A Study on the Simcho of Wooden Pagodas in Baekjae

백제의 심초 및 사리봉안

  • Jung, Ja Young (Buyeo National Research Institute of Cultural Heritage)
  • Received : 2008.08.25
  • Accepted : 2008.10.10
  • Published : 2008.10.30

Abstract

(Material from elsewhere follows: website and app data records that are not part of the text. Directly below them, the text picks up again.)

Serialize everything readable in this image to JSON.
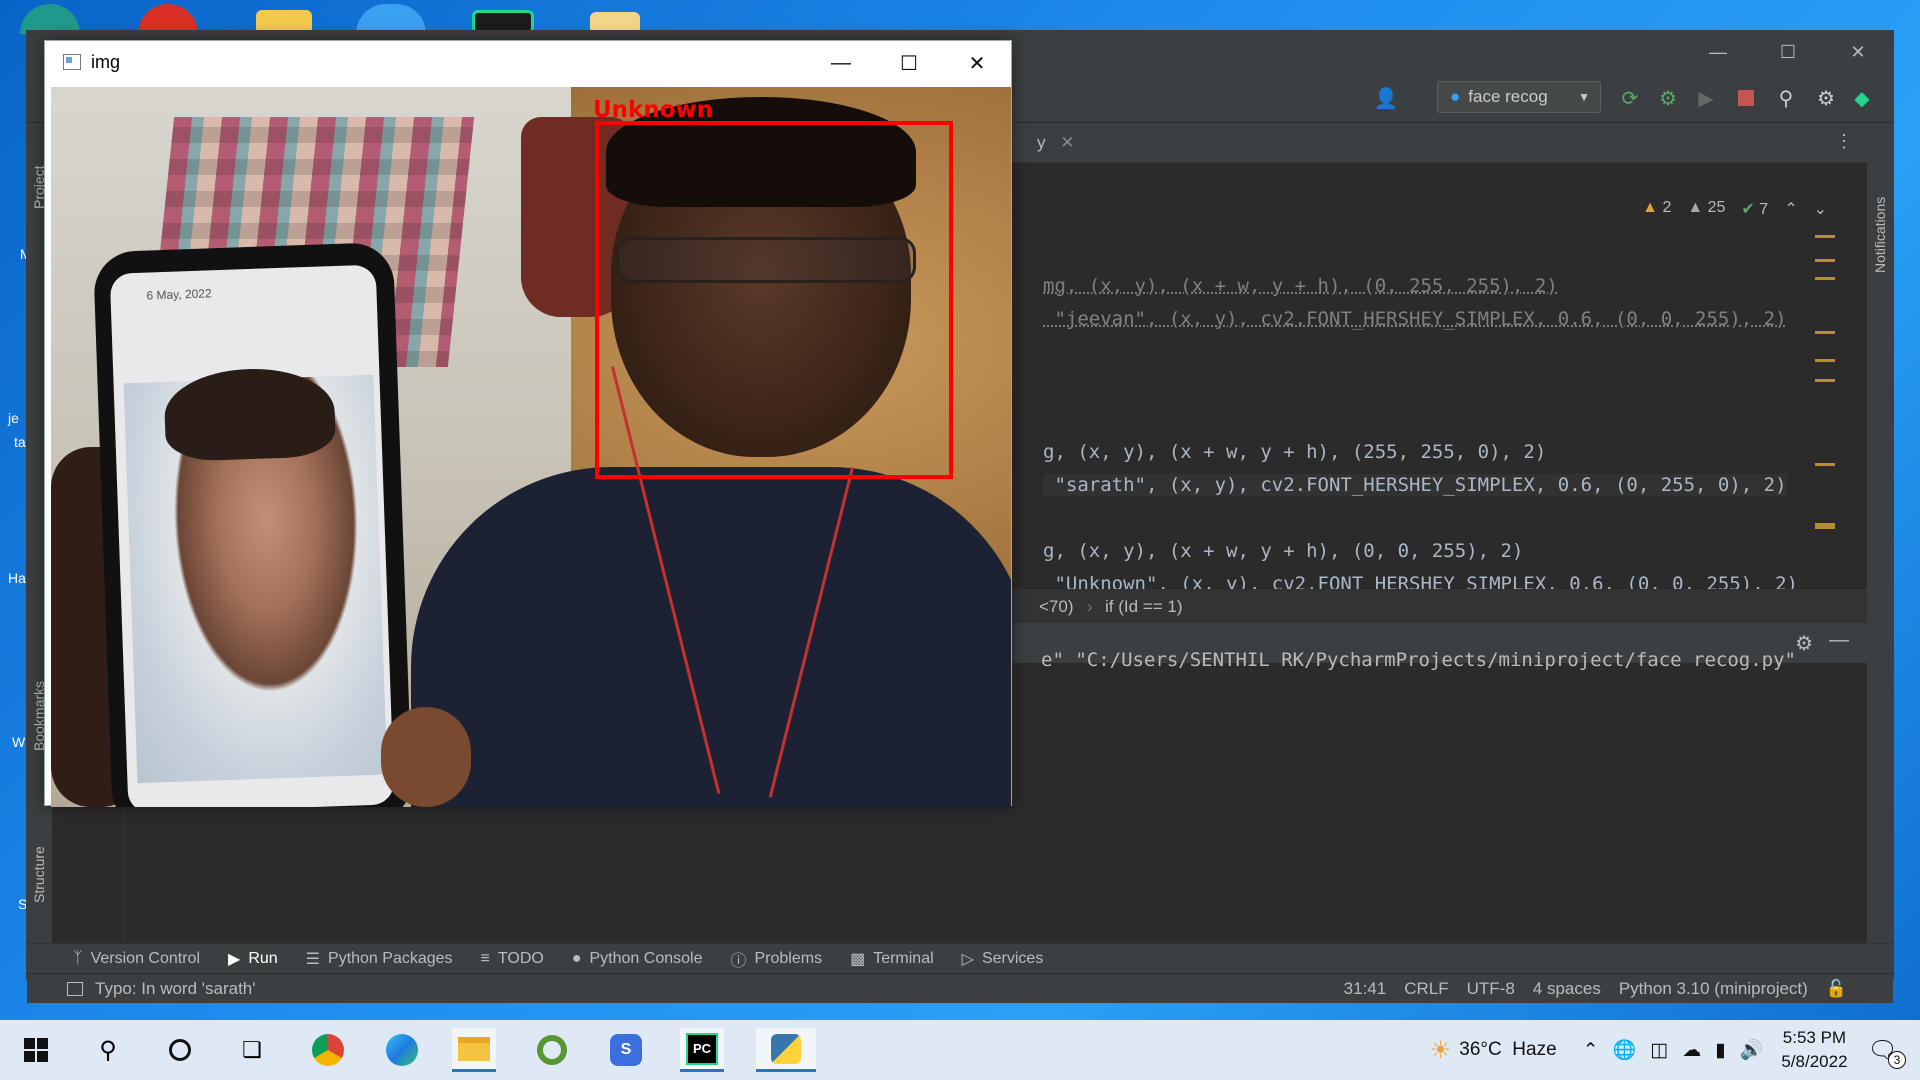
{
  "ide": {
    "run_config": "face recog",
    "inspections": {
      "warnings_a": "2",
      "warnings_b": "25",
      "ok": "7"
    },
    "left_tools": [
      "Project",
      "Bookmarks",
      "Structure"
    ],
    "right_tools": [
      "Notifications"
    ],
    "editor_tab_fragment": "y",
    "code_lines": [
      "mg, (x, y), (x + w, y + h), (0, 255, 255), 2)",
      " \"jeevan\", (x, y), cv2.FONT_HERSHEY_SIMPLEX, 0.6, (0, 0, 255), 2)",
      "g, (x, y), (x + w, y + h), (255, 255, 0), 2)",
      " \"sarath\", (x, y), cv2.FONT_HERSHEY_SIMPLEX, 0.6, (0, 255, 0), 2)",
      "g, (x, y), (x + w, y + h), (0, 0, 255), 2)",
      " \"Unknown\", (x, y), cv2.FONT_HERSHEY_SIMPLEX, 0.6, (0, 0, 255), 2)"
    ],
    "breadcrumb": {
      "part1": "<70)",
      "part2": "if (Id == 1)"
    },
    "console_line": "e\" \"C:/Users/SENTHIL RK/PycharmProjects/miniproject/face recog.py\"",
    "bottom_tabs": [
      "Version Control",
      "Run",
      "Python Packages",
      "TODO",
      "Python Console",
      "Problems",
      "Terminal",
      "Services"
    ],
    "status": {
      "message": "Typo: In word 'sarath'",
      "position": "31:41",
      "line_sep": "CRLF",
      "encoding": "UTF-8",
      "indent": "4 spaces",
      "interpreter": "Python 3.10 (miniproject)"
    }
  },
  "img_window": {
    "title": "img",
    "face_label": "Unknown",
    "phone_date": "6 May, 2022",
    "box_color": "#ff0000"
  },
  "desktop_labels": [
    "M",
    "je",
    "ta",
    "Ha",
    "W",
    "S"
  ],
  "taskbar": {
    "weather": "36°C  Haze",
    "time": "5:53 PM",
    "date": "5/8/2022",
    "notification_count": "3",
    "apps": [
      "start-icon",
      "search-icon",
      "cortana-icon",
      "task-view-icon",
      "chrome-icon",
      "edge-icon",
      "file-explorer-icon",
      "qgis-icon",
      "s-app-icon",
      "pycharm-icon",
      "python-icon"
    ]
  }
}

Recently, there has been an increase in excavation studies of wood pagodas from the Three Kingdoms and Unified Shilla periods and new data related to wood pagoda erection are being found bringing about progress in research on this field. In other words, studies on wooden pagodas in Korea were composed mainly of flat, axis construction techniques and sarijangeomgu, but by acquiring new data, it has now become possible to study not only the stylobate construction procedure and transition, but also studies on restoring wooden pagodas. Furthermore, pagoda sites similar to this were found in China and Japan as well, making it possible to make comparative studies among ancient wooden pagodas possible. In this paper, the main remains were set as Baekjae wooden pagodas, which were the most frequently studied and among the wooden pagodas, the simcho (central base stone) and sarira housing locations. In result, simcho can be found changing its position from underground ${\rightarrow}$ halfway underground ${\rightarrow}$ above ground. Baekjae wooden pagodas up until the mid sixth century located at Neungsan-ri saji (AD 567) and Wangheungsaji (AD 577) had its simcho located underground and later it was constructed halfway underground and then above ground. It was confirmed that in the 7th century, it became customary to place above ground as seen in the Jaeseoksaji (AD639) and Hwangnyongsaji (AD645) wooden pagoda sites. The sarira was usually located on the south side of the simcho, but gradually changed to the center. In particular, sarira were combined in the simcho in the mid sixth century at the Wangheungsaji. This is approximately 11 years earlier than the Bijosa (AD 588) simcho found in Japan and this was not found even in the simcho of wooden pagodas in Yeongnyeongsa (AD 516) and Jopaengseong temple (AD 535~561) of China showing that the Wangheungsaji simcho was the earliest of its kind.